|No going back on setting up Hariri tribunal - UN legal chief
|The United Nations' point man for the Special Tribunal to try suspects in the 2005 assassination of former Prime Minister Rafik Hariri says the process of establishing the court is "irrevocable."
"The more we observe the situation in Lebanon, the more we are convinced that the commissioning we received from the UN Security Council to establish the court is an appropriate one," Undersecretary General for Legal Affairs Nicholas Michel told Al-Hayat newspaper in remarks published Wednesday.
He said justice had to be a major component of a permanent peace in Lebanon.
"Those seeking to get rid of the tribunal through political compromises are wrong," Michel said. "It is incorrect to think that governmental changes will end the Special Tribunal."
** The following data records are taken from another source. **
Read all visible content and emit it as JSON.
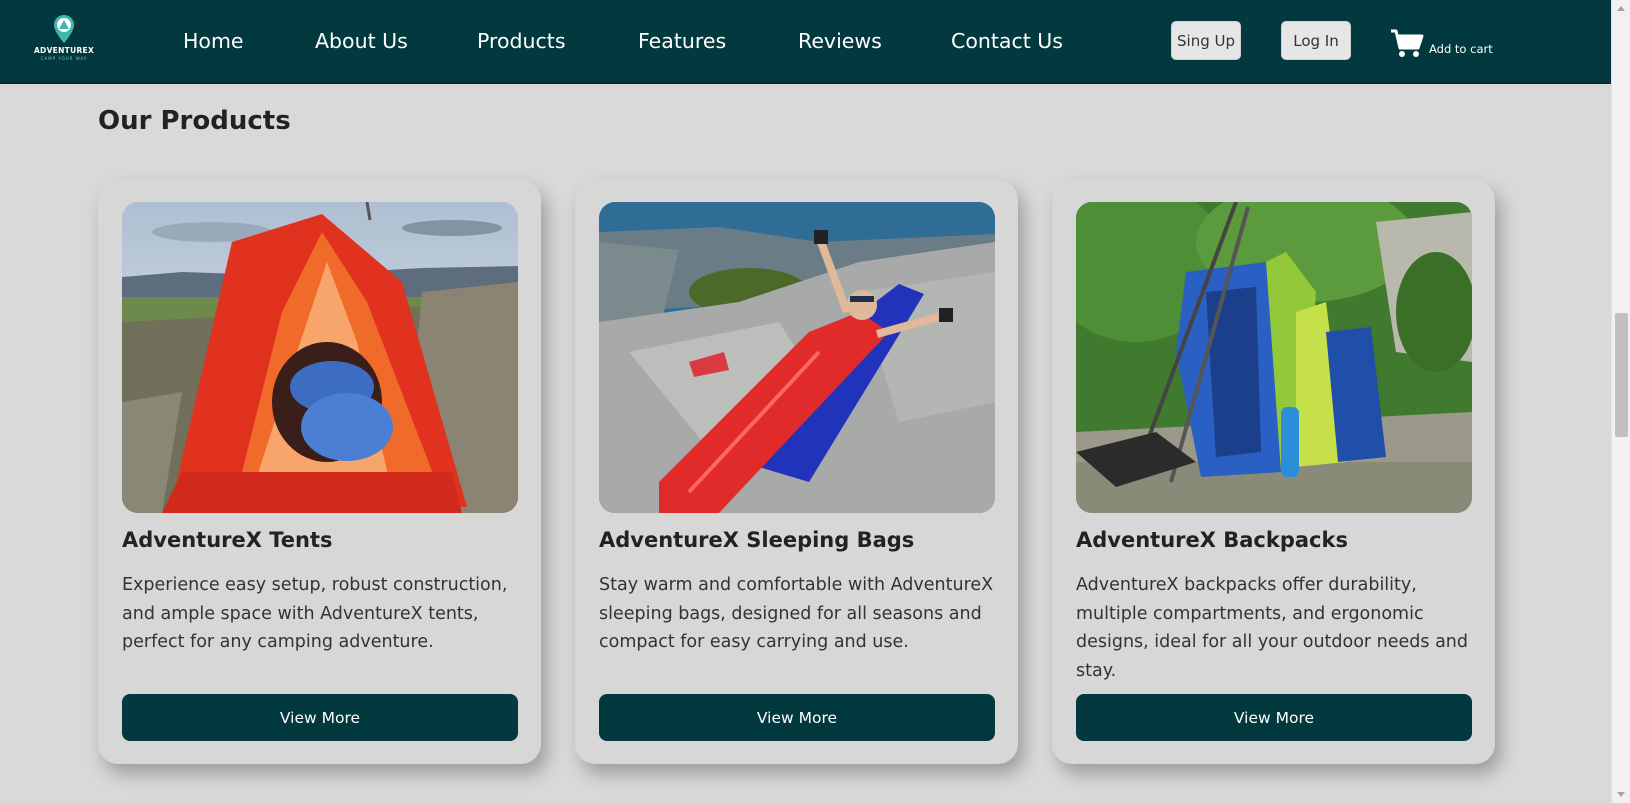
{
  "header": {
    "logo": {
      "name": "ADVENTUREX",
      "tagline": "CAMP YOUR WAY"
    },
    "nav": [
      {
        "label": "Home"
      },
      {
        "label": "About Us"
      },
      {
        "label": "Products"
      },
      {
        "label": "Features"
      },
      {
        "label": "Reviews"
      },
      {
        "label": "Contact Us"
      }
    ],
    "signup_label": "Sing Up",
    "login_label": "Log In",
    "cart_label": "Add to cart",
    "cart_icon": "cart-icon"
  },
  "section": {
    "title": "Our Products"
  },
  "products": [
    {
      "title": "AdventureX Tents",
      "description": "Experience easy setup, robust construction, and ample space with AdventureX tents, perfect for any camping adventure.",
      "button": "View More",
      "image": "tent-photo"
    },
    {
      "title": "AdventureX Sleeping Bags",
      "description": "Stay warm and comfortable with AdventureX sleeping bags, designed for all seasons and compact for easy carrying and use.",
      "button": "View More",
      "image": "sleeping-bag-photo"
    },
    {
      "title": "AdventureX Backpacks",
      "description": "AdventureX backpacks offer durability, multiple compartments, and ergonomic designs, ideal for all your outdoor needs and stay.",
      "button": "View More",
      "image": "backpacks-photo"
    }
  ],
  "colors": {
    "header_bg": "#02393e",
    "page_bg": "#d9d9d9",
    "button_bg": "#02393e"
  }
}
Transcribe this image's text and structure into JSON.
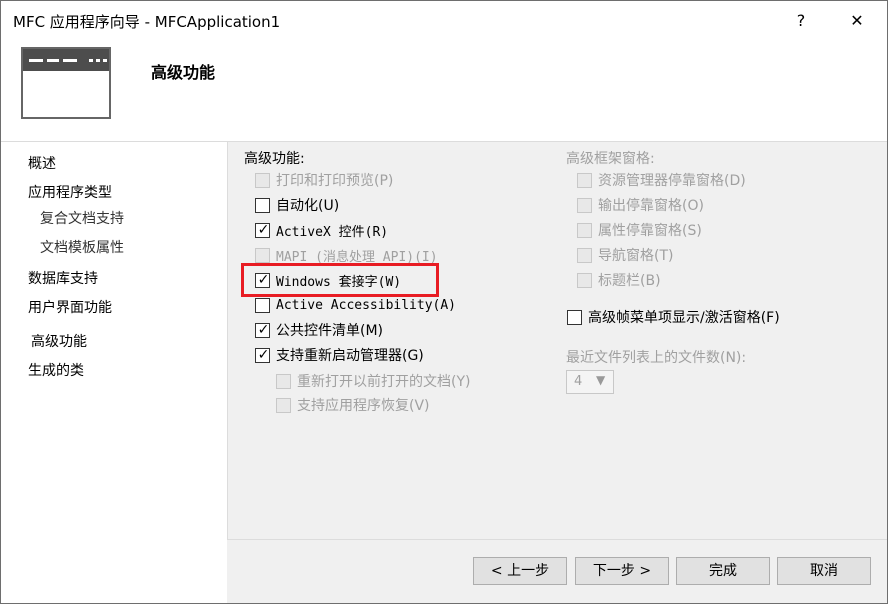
{
  "window": {
    "title": "MFC 应用程序向导 - MFCApplication1",
    "help_label": "?",
    "close_label": "✕"
  },
  "header": {
    "title": "高级功能"
  },
  "sidebar": {
    "items": [
      {
        "label": "概述"
      },
      {
        "label": "应用程序类型"
      },
      {
        "label": "复合文档支持"
      },
      {
        "label": "文档模板属性"
      },
      {
        "label": "数据库支持"
      },
      {
        "label": "用户界面功能"
      },
      {
        "label": "高级功能"
      },
      {
        "label": "生成的类"
      }
    ]
  },
  "advanced": {
    "heading": "高级功能:",
    "items": [
      {
        "label": "打印和打印预览(P)",
        "checked": false,
        "enabled": false
      },
      {
        "label": "自动化(U)",
        "checked": false,
        "enabled": true
      },
      {
        "label": "ActiveX 控件(R)",
        "checked": true,
        "enabled": true
      },
      {
        "label": "MAPI (消息处理 API)(I)",
        "checked": false,
        "enabled": false
      },
      {
        "label": "Windows 套接字(W)",
        "checked": true,
        "enabled": true
      },
      {
        "label": "Active Accessibility(A)",
        "checked": false,
        "enabled": true
      },
      {
        "label": "公共控件清单(M)",
        "checked": true,
        "enabled": true
      },
      {
        "label": "支持重新启动管理器(G)",
        "checked": true,
        "enabled": true
      },
      {
        "label": "重新打开以前打开的文档(Y)",
        "checked": false,
        "enabled": false
      },
      {
        "label": "支持应用程序恢复(V)",
        "checked": false,
        "enabled": false
      }
    ]
  },
  "frame_panes": {
    "heading": "高级框架窗格:",
    "items": [
      {
        "label": "资源管理器停靠窗格(D)",
        "checked": false,
        "enabled": false
      },
      {
        "label": "输出停靠窗格(O)",
        "checked": false,
        "enabled": false
      },
      {
        "label": "属性停靠窗格(S)",
        "checked": false,
        "enabled": false
      },
      {
        "label": "导航窗格(T)",
        "checked": false,
        "enabled": false
      },
      {
        "label": "标题栏(B)",
        "checked": false,
        "enabled": false
      }
    ]
  },
  "advanced_frame_menu": {
    "label": "高级帧菜单项显示/激活窗格(F)",
    "checked": false
  },
  "mru": {
    "label": "最近文件列表上的文件数(N):",
    "value": "4"
  },
  "buttons": {
    "back": "< 上一步",
    "next": "下一步 >",
    "finish": "完成",
    "cancel": "取消"
  },
  "check_glyph": "✓",
  "colors": {
    "highlight": "#e81c23",
    "panel": "#f0f0f0",
    "disabled_text": "#a0a0a0"
  }
}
He also said that major advancements have been achieved in the establishment of the tribunal, adding that the tense situation in Lebanon did not have "any influence on the process."
"We call on those who have lost faith in the tribunal or those who wish that impunity will prevail to read between the lines and realize that its establishment is very imminent," Michel said.
"Any state refusing to hand over suspects must know that they will be tried [and, if convicted, sentenced] in absentia. So far, Syria is the only state that has said it will refuse to hand over its nationals to the tribunal," he added.
Damascus has said that if sufficient evidence is produced against its nationals, it will try them at home.
Michel also said that the new head of the international investigation committee, Canadian prosecutor Daniel Bellemare, is preparing to take the next step.
"Bellemare is concerned about laying the groundwork for moving soon from the probe into taking legal action," Michel said. "The UN General Secretariat has chosen all the judges, is about to ensure the funding and is preparing a report to be submitted to the Security Council in this regard."
Michel also stressed the need for international commitment to end impunity. "The Special Tribunal for Lebanon is part of this culture," he said.
Addressing those responsible for assassinations in Lebanon, Michel warned: "It's time they understand that this will only bring them before justice ... This court is going to try all those who committed these operations."
He also urged Lebanese politicians not to lose hope.
"The court will soon be a reality," he said, urging them to "have faith in the progress we have achieved over the past few months."
The Daily Star